Data extract Block Start

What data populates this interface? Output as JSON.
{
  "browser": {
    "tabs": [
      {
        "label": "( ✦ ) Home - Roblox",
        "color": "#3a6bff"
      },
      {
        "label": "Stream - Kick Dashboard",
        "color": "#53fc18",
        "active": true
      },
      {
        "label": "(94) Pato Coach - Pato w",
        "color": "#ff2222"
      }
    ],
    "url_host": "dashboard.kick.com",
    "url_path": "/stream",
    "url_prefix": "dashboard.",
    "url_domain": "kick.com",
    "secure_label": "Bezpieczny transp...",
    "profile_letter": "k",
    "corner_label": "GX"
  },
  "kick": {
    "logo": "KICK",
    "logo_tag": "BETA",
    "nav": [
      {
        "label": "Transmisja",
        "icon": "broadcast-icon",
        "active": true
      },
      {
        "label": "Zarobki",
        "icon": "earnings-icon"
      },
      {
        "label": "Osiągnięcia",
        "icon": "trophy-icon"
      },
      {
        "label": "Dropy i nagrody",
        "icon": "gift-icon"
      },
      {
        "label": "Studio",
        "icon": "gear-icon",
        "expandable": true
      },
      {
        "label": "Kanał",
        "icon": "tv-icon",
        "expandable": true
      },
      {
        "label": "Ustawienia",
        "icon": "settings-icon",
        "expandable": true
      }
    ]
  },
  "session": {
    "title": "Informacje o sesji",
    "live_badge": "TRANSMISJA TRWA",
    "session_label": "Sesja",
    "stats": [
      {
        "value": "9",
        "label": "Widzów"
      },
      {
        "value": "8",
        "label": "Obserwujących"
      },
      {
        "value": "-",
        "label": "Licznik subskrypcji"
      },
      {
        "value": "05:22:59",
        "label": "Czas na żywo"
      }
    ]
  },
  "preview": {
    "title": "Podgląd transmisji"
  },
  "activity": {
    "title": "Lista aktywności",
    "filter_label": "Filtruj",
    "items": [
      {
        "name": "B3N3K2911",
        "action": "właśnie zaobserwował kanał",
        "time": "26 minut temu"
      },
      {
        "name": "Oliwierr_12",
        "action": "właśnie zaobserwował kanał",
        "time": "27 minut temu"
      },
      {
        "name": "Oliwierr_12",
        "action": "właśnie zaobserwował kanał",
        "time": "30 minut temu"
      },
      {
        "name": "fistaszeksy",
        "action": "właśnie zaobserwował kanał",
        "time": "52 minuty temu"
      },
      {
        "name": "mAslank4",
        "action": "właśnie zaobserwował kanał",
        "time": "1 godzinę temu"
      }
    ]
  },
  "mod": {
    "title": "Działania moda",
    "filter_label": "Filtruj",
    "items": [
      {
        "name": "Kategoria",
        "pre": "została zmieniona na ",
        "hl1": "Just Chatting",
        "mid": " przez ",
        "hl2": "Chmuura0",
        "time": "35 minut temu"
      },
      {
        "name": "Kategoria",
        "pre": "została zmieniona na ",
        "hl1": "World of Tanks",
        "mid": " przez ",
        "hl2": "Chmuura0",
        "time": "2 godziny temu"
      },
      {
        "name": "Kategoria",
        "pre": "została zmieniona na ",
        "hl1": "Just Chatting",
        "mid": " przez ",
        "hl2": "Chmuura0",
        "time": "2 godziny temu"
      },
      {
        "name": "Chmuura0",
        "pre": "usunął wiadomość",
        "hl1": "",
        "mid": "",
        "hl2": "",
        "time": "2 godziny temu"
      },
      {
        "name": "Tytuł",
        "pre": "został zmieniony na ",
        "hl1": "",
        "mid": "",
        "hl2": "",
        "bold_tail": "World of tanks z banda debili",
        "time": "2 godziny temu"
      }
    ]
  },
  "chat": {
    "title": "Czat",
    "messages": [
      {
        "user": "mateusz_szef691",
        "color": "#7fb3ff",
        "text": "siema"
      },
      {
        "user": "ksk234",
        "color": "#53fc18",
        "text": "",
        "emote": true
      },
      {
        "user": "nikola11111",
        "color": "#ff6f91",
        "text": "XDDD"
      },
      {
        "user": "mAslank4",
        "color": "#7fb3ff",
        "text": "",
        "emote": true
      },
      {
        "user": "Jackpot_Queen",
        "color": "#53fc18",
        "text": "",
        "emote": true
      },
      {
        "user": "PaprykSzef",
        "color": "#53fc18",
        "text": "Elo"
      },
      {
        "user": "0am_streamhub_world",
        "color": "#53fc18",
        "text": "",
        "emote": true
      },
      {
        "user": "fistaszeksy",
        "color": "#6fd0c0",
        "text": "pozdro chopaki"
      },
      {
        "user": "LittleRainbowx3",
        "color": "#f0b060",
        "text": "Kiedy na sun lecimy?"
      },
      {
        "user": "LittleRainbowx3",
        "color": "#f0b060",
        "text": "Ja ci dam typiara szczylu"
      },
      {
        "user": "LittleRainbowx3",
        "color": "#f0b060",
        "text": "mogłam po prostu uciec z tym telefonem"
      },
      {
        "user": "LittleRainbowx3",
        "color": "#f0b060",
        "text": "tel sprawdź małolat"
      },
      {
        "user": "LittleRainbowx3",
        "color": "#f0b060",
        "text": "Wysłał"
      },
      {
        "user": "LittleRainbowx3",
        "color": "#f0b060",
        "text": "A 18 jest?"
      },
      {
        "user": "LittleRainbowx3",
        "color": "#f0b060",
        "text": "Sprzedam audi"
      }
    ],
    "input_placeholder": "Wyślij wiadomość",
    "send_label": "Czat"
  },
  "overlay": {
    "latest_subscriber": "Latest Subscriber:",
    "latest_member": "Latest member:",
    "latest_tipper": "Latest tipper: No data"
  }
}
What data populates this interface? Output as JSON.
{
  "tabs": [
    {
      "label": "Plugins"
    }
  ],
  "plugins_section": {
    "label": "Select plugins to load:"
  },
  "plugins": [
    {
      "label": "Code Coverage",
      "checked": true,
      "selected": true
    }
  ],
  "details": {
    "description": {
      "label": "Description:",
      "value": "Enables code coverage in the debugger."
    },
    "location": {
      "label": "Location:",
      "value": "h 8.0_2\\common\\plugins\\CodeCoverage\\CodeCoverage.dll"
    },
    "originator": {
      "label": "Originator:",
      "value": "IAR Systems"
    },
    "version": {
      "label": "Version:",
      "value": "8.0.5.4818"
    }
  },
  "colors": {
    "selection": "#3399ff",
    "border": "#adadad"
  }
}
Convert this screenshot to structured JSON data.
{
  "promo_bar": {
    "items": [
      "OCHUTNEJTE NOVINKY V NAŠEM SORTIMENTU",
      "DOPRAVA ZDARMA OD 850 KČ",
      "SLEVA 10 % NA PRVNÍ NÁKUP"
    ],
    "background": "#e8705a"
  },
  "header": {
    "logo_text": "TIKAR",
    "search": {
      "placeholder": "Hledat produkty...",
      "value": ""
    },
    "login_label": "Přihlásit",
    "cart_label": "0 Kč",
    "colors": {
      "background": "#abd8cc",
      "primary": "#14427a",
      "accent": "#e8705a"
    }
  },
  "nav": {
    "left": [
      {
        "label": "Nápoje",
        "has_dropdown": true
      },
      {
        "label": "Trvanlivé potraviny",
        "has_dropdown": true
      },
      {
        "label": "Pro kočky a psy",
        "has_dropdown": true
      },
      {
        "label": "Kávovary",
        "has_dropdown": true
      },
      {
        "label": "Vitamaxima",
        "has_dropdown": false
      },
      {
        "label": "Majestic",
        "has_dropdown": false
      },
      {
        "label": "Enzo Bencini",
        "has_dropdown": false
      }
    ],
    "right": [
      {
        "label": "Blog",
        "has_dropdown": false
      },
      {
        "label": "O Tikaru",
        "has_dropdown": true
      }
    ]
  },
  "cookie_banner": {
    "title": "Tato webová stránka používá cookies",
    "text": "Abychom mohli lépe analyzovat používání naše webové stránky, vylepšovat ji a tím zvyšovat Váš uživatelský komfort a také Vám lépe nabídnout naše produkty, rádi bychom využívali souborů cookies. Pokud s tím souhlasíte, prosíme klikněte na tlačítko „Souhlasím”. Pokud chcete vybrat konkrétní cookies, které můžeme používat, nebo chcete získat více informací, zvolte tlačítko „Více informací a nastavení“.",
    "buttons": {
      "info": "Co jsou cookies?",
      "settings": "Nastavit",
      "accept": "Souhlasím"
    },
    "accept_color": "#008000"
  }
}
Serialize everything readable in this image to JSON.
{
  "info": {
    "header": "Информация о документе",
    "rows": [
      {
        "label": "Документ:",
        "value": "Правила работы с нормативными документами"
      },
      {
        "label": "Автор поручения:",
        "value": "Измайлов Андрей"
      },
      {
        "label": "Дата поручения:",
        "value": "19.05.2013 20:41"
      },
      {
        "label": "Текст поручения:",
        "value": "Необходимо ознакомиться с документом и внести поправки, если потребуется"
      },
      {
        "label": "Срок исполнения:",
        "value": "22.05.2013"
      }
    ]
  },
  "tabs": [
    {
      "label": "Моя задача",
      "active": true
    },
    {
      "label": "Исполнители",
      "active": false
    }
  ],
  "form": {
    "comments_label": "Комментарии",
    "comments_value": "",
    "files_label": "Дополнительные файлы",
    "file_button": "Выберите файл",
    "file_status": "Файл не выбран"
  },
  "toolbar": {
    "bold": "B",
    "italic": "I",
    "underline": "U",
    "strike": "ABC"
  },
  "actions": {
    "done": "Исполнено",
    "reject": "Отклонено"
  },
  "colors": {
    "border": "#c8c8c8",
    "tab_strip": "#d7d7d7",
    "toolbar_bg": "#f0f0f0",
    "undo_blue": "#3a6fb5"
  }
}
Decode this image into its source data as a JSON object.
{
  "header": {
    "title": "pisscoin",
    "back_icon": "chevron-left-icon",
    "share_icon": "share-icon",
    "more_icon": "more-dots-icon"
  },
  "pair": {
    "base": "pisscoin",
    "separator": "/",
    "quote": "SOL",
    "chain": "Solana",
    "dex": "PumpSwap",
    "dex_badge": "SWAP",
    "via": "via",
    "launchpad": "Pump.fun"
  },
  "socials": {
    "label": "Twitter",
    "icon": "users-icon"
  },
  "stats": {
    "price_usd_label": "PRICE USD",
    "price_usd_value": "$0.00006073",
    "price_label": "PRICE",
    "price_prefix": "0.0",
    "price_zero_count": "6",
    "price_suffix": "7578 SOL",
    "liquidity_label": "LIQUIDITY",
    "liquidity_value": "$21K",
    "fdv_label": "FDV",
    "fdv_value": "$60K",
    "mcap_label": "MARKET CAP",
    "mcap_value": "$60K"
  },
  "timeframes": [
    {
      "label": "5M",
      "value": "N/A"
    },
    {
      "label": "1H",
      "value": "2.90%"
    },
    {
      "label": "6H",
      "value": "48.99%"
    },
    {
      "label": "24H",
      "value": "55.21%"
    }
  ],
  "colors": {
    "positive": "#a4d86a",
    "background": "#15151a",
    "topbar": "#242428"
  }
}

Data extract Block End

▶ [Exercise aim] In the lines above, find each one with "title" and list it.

▶ [Output of the exercise]
    "title": "Informacje o sesji",
    "title": "Podgląd transmisji"
    "title": "Lista aktywności",
    "title": "Działania moda",
    "title": "Czat",
    "title": "Tato webová stránka používá cookies",
    "title": "pisscoin",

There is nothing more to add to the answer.